You may remember The King’s Speech, a 2010 movie about King George VI who, after his brother abdicated the throne in 1936, needed to be able to speak effectively in public despite the stammer he had since childhood. He enlisted the help of Lionel Logue, an Australian speech and language therapist who was a great help to the King. The two men became friends and later, when Britain declared War on Germany in 1939, he relied on Logue to help him make his first wartime radio broadcast.
Vice President Joe Biden, the presumed Democratic nominee for President, also overcame stuttering to a large extent, in his case by working on his own. In 2020 he talked about King George’s experiences, and his own, at a town hall event during the New Hampshire primary, which you can see in the clip above.
When I saw the movie it occurred to me that when the King reached out for help, a different advisor with different contacts might well have suggested F. Matthias Alexander. Alexander, who was also from Australia, was living and teaching in London and was known for helping people with breathing and speaking issues, and had quite a few clients among the “right people”.
The Alexander Technique, which he developed, could have taken quite a different path had that happened!*
Like a lot of people, I didn’t know that Biden had a stuttering issue and I owe it to Monika Gross, an Alexander Technique teacher in North Carolina, for bringing it to my attention with her posts on the Alexander Technique Forum.

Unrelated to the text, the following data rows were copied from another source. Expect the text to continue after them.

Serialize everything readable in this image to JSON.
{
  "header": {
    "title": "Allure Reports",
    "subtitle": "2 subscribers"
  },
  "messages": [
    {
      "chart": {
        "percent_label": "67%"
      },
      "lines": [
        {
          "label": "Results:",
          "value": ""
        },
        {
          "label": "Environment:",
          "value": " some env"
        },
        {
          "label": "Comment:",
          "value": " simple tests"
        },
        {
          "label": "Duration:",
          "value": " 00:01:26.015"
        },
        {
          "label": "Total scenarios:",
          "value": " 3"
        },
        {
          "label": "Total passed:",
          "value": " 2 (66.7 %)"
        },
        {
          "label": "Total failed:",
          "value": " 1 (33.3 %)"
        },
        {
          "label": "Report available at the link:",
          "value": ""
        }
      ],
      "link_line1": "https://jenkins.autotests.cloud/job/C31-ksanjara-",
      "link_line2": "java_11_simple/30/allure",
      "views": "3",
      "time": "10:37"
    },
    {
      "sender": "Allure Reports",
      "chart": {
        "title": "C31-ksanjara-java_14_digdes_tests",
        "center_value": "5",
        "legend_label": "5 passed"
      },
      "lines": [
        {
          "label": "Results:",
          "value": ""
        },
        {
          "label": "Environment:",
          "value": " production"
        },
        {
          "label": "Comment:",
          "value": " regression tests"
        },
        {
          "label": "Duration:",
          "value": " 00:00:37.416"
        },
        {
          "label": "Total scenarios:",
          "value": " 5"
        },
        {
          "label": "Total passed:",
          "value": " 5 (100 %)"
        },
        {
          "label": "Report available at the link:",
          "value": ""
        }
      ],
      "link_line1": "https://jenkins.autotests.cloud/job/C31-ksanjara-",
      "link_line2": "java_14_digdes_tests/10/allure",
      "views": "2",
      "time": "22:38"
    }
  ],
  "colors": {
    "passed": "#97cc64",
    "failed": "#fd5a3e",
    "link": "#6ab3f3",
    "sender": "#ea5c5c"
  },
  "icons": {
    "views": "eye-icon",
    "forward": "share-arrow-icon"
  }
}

Here’s a little about what she said:
Interesting – and extremely moving – testimonial by VP Joe Biden about his personal experience as a stutterer, at a February 2020 New Hampshire Democratic Primary Town Hall. FM had a whole chapter in The Use of the Self about a case study of a client who was a stutterer. Wonderful to think that around 1955, at the same time FM was at the end of his life in London, in Wilmington, Delaware, young Joey Biden was using a mirror and self-observation to develop constructive conscious control of his manner of use.
The chapter is titled “The Stutterer” and while it contains some valuable insights,** I’m not sure I’d give it to someone not already a bit familiar with the Alexander Technique. For me, Alexander comes across as being the expert that the reader (presumably someone who stutters) should submit him or herself to.
On the other hand, I’m pretty sure Biden could get some very useful help from an Alexander teacher – who I think could make his “anti-stuttering” strategies more fluid, and less likely to seem like cognitive issues.
* You can read more about these parallels in The King’s Speech and The Alexander Technique…Is there a link between Lionel Logue and FM Alexander?
**For example that stuttering involves “many other parts of (the) body besides…tongue and lips” and that the most effective process of stopping it requires making changes in how the whole body functions.